One solution provider, who called himself "Daniel Duffy," wrote that while Cisco does a lot of things right, its reseller agreement has always felt very imbalanced and unrealistic.
"Nice to see the judge call a spade. . . a spade," Daniel Duffy wrote. "Now we'll have to see if all of the other 800 lb. gorillas in our industry start rethinking their partner agreements."
One solution provider, "SMSConsult," wrote that this must be a widespread issue. "What about Microsoft, Symantec, HP, IBM etc?," SMSConsult wrote. "Are their reseller agreements any better or worse?"
Another solution provider, "ICP," responded that they probably are not. "I look forward to future rulings that continue holding manufacturers accountable for there (sic) inappropriate and unprofessional conduct when engaging with their partners."
However, "Open Channel," who described himself or herself as a channel director, warned solution providers to be careful what they wish for.
One reason large vendors keep their agreements "one-way" is to make sure they treat all resellers equally, Open Channel wrote.
"By negotiating each agreement individually some resellers will get a better deal," Open Channel wrote. "I guess if you're the reseller with the better deal, you will be happy. I work on the other side of the fence and I prefer to have tools that allow/require me to keep things even. . . . Over the years I've seen good negotiators get the margin -- without significant investment. In the end, a smarter person than me told me that the best reseller agreement is the one that nobody knows where it is or what it says because the relationship is strong and beneficial to both parties."
One solution provider, "Classicshar," agreed with Open Channel that there are potential pitfalls in individually negotiating reseller agreements.

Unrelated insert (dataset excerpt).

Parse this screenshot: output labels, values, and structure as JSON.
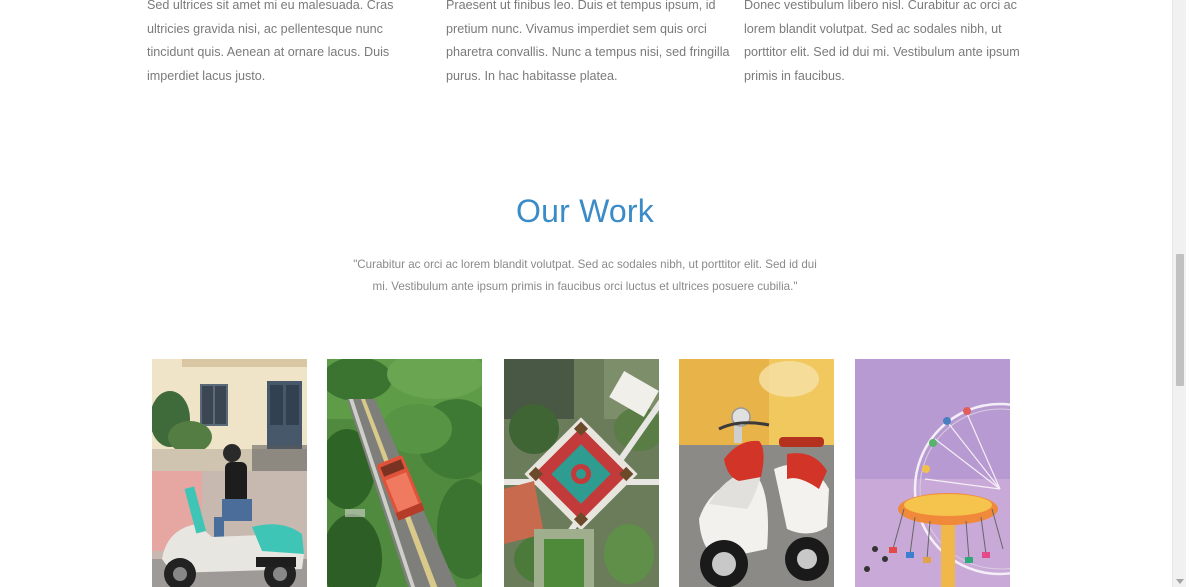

"Personally, I would opt to reduce the ease of application to further restrict and assess applicants; then have a more involved ongoing review of performance, results, etc.," Classicshar wrote. "No vendor should be tied to 'sales or service providers' who do not meet the client needs, regardless of the reasons. And, unfortunately, the end provider will rarely acknowledge he may be wrong for a potential client."

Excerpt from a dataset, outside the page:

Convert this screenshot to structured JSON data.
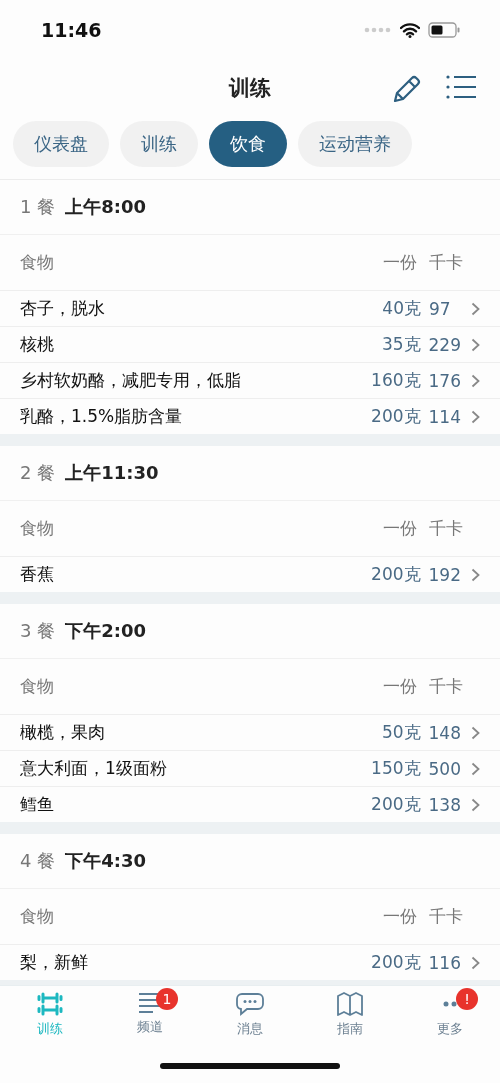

"SecurityPro," a self-described CEO of a security solution provider, disagreed with Open Channel because vendors should be expected to treat their good partners differently from others.
"Virtually every large deal gets special pricing or terms," SecurityPro wrote. "It is not unreasonable to have a contract that has special terms or conditions based on the merits of each party. That is what partners do, not registered agents to sell a commodity."
SecurityPro wrote that one should never sign a contract which allows termination without cause.
"I never considered a contract that had a terminate without cause provision as a "partner contract" - it was a bid agreement. I only have partner contracts for our company," SecurityPro wrote.
Another solution provider, "MSPGURU," wrote that one-sided contracts have become all-too common, and that solution providers have to protect themselves, especially when their smaller vendor gets acquired by a larger company.
"We found that one good way to avoid this is to have a clause that says, 'If you are acquired, our agreement will remain as it was prior to acquisition and that in the case of a demand for inequitable terms, a drop in service or any other reason that does not make sense for us, we can transfer any and all accounts without penalty and that they do not have the right to go direct or introduce another VAR into our accounts,'" MSPGURU wrote. "This has helped protect us in a few situations in the past year